The answer must be every line below that contains the string "true".

[Source records]
__________________________________________________
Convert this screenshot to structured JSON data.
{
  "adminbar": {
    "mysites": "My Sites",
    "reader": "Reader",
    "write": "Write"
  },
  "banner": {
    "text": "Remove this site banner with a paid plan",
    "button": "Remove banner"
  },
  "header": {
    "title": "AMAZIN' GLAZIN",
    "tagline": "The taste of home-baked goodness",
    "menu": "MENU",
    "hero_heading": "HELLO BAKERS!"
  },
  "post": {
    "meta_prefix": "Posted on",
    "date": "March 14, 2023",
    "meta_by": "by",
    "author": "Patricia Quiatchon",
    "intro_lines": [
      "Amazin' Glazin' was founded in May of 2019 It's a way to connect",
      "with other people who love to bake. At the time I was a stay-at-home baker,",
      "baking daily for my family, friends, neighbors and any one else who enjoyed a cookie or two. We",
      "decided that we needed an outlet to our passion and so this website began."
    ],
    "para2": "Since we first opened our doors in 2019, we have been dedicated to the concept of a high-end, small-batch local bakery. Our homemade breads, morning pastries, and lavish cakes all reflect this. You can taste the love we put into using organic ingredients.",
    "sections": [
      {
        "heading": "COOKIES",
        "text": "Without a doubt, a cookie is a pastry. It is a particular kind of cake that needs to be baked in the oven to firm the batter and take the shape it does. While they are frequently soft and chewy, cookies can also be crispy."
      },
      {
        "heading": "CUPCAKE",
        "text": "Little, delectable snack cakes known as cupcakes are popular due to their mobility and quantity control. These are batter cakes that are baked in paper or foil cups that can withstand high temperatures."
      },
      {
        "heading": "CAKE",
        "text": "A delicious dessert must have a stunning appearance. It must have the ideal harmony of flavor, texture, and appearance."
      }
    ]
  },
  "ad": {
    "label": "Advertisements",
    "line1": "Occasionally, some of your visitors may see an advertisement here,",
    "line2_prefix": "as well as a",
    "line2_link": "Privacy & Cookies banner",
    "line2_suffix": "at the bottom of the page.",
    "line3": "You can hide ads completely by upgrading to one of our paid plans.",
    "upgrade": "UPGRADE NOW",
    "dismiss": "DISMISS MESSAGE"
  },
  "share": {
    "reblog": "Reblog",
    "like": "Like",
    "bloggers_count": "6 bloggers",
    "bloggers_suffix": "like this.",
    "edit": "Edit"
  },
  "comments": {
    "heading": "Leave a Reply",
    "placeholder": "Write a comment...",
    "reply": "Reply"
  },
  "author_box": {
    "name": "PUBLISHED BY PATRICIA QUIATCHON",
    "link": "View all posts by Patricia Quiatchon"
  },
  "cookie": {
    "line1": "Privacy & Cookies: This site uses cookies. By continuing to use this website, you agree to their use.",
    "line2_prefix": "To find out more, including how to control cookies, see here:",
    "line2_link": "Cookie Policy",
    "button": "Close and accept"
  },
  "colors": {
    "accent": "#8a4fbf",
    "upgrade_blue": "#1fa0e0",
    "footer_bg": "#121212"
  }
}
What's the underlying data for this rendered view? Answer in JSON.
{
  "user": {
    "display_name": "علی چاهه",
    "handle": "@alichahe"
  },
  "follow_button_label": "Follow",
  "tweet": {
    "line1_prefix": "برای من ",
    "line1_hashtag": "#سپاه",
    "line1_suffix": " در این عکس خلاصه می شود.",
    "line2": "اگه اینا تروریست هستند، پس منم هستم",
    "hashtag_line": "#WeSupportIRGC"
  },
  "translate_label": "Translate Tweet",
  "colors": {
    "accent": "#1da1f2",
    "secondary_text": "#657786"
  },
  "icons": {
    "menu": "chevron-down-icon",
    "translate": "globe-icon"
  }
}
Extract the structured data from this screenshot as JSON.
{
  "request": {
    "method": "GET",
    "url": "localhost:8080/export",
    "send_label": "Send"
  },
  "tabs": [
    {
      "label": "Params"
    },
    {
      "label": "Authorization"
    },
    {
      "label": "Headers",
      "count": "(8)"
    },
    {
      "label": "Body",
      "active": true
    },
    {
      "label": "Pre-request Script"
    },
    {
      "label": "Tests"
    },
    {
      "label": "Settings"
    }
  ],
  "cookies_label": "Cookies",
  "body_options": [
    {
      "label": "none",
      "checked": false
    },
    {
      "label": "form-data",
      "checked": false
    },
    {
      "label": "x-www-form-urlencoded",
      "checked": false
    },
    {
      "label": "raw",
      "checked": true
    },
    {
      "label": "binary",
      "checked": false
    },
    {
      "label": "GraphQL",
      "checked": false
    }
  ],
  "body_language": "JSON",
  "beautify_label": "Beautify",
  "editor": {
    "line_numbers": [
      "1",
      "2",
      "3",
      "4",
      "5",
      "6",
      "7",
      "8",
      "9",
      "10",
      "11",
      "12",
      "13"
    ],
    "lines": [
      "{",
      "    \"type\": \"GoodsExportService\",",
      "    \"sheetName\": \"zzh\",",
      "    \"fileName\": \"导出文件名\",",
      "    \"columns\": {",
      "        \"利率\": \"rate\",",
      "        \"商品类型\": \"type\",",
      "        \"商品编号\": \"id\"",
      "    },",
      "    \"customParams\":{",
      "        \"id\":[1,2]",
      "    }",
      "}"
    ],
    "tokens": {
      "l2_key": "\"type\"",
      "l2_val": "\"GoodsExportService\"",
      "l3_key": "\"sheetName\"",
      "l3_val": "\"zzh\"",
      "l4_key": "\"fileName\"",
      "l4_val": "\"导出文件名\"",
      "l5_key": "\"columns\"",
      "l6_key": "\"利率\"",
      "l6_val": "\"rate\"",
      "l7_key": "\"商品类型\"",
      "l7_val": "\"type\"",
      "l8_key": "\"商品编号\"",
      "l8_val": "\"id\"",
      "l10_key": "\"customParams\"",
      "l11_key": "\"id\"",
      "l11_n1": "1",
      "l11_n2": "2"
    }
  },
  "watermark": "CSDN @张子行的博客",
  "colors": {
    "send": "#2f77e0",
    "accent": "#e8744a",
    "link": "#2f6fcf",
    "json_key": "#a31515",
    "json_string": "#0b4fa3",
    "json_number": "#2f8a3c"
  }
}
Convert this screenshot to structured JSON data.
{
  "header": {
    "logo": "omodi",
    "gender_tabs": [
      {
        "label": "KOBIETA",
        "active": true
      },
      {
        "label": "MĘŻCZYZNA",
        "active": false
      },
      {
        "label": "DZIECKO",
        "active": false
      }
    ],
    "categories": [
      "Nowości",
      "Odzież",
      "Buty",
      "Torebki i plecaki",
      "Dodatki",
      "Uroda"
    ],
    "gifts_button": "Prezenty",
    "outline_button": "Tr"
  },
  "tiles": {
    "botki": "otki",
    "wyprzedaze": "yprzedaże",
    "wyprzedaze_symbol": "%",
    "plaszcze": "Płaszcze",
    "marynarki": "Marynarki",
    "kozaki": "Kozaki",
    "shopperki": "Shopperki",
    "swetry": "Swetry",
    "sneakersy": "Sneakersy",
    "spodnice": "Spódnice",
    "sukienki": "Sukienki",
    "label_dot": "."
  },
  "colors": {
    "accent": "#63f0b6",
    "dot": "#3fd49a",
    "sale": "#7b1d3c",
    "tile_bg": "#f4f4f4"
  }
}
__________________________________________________
=== TASK SOLUTION ===
      "active": true
      "checked": true
        "active": true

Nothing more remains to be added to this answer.